* **AIM OF THE TASK**: Return each line of the records below in which the string "Thickness" turns up.

***** PROVIDED RECORDS

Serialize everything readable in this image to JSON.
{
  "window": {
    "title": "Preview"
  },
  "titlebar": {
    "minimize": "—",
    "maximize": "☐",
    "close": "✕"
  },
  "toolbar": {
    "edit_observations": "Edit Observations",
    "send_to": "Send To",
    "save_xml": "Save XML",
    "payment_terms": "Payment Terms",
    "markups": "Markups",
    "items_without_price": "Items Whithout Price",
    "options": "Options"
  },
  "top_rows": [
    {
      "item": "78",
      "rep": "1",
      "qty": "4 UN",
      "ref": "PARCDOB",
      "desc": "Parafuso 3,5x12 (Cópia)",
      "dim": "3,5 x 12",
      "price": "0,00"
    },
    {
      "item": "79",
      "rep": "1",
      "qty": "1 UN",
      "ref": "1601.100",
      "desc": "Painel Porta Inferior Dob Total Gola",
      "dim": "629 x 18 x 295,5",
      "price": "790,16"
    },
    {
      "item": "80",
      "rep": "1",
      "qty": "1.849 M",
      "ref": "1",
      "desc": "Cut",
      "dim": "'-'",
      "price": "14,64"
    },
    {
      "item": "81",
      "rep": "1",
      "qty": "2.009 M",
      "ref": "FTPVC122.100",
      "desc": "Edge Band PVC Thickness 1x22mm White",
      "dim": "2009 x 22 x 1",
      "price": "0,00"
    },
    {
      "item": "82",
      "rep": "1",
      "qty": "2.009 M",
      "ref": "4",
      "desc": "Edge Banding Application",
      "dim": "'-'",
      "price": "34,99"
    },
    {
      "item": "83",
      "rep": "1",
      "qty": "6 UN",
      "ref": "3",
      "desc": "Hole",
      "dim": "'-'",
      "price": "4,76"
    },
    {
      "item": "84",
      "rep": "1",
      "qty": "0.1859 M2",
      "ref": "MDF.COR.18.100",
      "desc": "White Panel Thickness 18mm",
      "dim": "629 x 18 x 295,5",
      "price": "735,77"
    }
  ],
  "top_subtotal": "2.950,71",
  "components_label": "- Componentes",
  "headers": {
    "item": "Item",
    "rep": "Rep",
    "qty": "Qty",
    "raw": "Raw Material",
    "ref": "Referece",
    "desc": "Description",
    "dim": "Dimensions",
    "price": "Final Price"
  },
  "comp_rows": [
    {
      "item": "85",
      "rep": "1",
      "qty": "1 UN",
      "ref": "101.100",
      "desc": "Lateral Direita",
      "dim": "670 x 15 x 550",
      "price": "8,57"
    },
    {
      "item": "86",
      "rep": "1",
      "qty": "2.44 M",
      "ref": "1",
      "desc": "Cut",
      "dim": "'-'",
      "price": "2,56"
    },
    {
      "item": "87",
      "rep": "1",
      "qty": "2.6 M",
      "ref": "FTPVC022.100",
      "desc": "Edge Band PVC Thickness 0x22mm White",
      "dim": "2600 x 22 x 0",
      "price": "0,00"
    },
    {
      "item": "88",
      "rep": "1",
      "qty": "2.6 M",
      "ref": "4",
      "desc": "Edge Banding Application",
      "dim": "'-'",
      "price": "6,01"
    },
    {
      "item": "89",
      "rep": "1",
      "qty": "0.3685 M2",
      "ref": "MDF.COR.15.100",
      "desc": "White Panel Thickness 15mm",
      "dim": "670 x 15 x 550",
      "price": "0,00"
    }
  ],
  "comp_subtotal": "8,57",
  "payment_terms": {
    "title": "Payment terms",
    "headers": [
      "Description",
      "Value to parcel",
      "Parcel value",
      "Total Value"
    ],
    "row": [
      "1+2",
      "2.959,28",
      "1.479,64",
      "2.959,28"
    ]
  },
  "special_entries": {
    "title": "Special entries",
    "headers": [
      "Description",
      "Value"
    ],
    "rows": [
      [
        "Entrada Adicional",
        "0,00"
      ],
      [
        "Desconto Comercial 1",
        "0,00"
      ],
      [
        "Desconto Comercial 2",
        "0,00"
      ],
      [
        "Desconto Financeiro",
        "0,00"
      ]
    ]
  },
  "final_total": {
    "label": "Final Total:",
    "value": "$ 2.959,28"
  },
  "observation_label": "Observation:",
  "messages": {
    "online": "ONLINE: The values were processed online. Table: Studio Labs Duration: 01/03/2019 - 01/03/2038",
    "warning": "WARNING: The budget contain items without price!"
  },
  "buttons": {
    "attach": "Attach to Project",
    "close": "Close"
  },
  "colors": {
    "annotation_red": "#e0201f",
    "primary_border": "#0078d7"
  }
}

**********

* **RESULT FOR THIS TASK**:
      "desc": "Edge Band PVC Thickness 1x22mm White",
      "desc": "White Panel Thickness 18mm",
      "desc": "Edge Band PVC Thickness 0x22mm White",
      "desc": "White Panel Thickness 15mm",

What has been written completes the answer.